Basic Sermon Prep Steps – Alistair Begg

Here’s Pastor Alistair Begg’s basic approach to preaching:

1. Think yourself empty.

2. Read yourself full.

3. Write yourself clear.

4. Pray yourself hot.

5. Be yourself, but don’t preach yourself.

You can read a more detailed explanation at the blog of “Unashamed Workman,” (a site devoted to expository preaching) by clicking here.

He also shared this in the 2005 Basics conference, along with other helpful messages by himself and other speakers (see here for free access to the audio or to order the messages).

Quick Guide to Sermon Preparation

Dr. Hershael York, pastor of Buck Run Baptist Church in Frankfort and preaching professor at Southern Seminary in Louisville, Kentucky, presented a helpful one-session workshop on sermon preparation in the midst of the 2007 Power in the Pulpit Conference. You can listen to or download the audio here (for free): A Sermon Preparation Checklist


Below are the basic steps Dr. York takes the audience through. This is a good refresher for experienced preachers and a good basic training session for those starting out. I hope you find it useful.


“Sermon Preparation Checklist” by Dr. Hershael W. York, 2007 Power in the Pulpit Conference

1. Read the text

2. Determine the parameters of the “preaching unit”

3. Trace the Argument/Narrative in the Text in a descriptive outline

4. Identify the Main Theme

5. Move from main theme to proposition

Note: The proposition must be applicational and NOT merely descriptive. In other words, what should the listener DO as a result of the truth revealed in the text?

6. Restate the points of the argument/narrative in applicational form

7. Fill in explanatory subpoints that arise from the text

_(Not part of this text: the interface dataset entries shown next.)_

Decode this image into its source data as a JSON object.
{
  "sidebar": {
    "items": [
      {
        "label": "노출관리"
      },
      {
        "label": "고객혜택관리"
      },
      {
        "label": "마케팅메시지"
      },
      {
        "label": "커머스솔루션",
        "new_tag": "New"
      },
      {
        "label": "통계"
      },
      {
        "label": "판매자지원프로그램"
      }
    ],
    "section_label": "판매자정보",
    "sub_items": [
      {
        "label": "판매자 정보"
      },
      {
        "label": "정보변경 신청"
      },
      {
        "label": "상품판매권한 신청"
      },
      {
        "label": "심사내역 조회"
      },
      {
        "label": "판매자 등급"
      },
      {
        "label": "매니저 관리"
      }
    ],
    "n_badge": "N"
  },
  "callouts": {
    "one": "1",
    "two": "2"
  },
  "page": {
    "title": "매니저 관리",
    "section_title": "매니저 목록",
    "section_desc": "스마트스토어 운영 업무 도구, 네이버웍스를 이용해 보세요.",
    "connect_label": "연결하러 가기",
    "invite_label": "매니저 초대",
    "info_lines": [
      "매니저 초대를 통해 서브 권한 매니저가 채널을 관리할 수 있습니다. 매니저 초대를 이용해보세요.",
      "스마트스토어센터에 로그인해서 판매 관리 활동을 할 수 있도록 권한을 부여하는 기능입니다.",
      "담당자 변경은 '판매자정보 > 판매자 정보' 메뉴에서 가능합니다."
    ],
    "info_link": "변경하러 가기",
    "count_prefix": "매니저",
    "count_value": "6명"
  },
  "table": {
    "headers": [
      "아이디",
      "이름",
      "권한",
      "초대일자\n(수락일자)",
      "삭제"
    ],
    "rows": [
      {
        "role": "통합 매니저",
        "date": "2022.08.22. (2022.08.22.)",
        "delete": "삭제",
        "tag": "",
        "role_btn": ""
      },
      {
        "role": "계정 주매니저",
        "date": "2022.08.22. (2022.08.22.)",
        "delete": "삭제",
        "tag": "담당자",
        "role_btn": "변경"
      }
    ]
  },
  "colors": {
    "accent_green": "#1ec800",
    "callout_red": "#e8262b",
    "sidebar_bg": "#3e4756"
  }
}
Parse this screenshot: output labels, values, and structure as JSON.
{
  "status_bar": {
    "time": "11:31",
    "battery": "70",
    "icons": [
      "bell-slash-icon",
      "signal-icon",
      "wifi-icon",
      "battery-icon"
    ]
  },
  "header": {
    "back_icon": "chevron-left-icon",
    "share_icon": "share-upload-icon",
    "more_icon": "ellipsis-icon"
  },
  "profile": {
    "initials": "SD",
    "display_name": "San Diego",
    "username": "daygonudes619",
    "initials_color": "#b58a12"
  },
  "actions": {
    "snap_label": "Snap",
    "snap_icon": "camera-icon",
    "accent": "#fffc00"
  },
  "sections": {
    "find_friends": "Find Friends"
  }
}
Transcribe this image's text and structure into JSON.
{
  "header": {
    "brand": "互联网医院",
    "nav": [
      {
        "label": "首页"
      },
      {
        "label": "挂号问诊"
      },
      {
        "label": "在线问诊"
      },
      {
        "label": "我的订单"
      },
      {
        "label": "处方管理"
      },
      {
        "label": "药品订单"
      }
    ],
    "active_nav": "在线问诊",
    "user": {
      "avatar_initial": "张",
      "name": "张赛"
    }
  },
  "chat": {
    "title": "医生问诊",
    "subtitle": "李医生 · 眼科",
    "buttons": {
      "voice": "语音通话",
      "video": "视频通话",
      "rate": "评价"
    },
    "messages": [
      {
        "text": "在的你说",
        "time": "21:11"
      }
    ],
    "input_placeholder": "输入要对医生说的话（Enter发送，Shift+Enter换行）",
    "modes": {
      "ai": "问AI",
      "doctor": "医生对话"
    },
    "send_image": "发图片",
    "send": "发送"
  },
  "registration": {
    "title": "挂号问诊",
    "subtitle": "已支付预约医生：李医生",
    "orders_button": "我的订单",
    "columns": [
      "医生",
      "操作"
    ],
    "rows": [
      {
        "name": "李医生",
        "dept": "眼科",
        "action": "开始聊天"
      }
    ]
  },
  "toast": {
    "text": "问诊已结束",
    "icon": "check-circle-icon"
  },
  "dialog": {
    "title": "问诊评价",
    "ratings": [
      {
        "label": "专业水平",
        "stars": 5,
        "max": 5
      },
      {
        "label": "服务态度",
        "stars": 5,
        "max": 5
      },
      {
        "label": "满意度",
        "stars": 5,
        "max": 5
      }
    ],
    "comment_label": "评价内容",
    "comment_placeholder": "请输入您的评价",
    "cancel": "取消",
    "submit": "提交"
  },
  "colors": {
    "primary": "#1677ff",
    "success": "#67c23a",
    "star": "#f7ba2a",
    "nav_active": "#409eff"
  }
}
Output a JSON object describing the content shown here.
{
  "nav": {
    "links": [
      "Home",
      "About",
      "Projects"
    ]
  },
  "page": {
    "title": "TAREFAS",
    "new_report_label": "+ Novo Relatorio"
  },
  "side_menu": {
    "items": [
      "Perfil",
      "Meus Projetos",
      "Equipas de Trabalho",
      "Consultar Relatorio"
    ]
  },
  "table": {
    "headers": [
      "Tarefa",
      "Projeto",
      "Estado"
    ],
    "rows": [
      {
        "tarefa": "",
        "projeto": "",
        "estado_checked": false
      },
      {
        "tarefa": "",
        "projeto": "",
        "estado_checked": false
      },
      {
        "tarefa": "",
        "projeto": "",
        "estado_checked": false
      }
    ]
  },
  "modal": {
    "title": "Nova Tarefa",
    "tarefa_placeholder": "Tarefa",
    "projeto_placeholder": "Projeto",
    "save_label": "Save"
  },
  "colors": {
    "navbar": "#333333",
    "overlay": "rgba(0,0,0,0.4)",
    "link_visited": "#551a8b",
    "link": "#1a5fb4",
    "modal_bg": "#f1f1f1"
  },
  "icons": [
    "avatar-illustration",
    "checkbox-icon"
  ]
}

8. Add appropriate SHARP ingredients (stories, humor, analogies, references, and pictures)

9. Write out transitional sentences

10. Develop the introduction that accomplishes 6 things:
  • Establish a rapport
  • Introduce the subject
  • Create interest
  • Set up and read the text
  • State the proposition
  • Transition into the body of the sermon
11. Develop the conclusion

LINK TO FREE AUDIO OF THIS MESSAGE: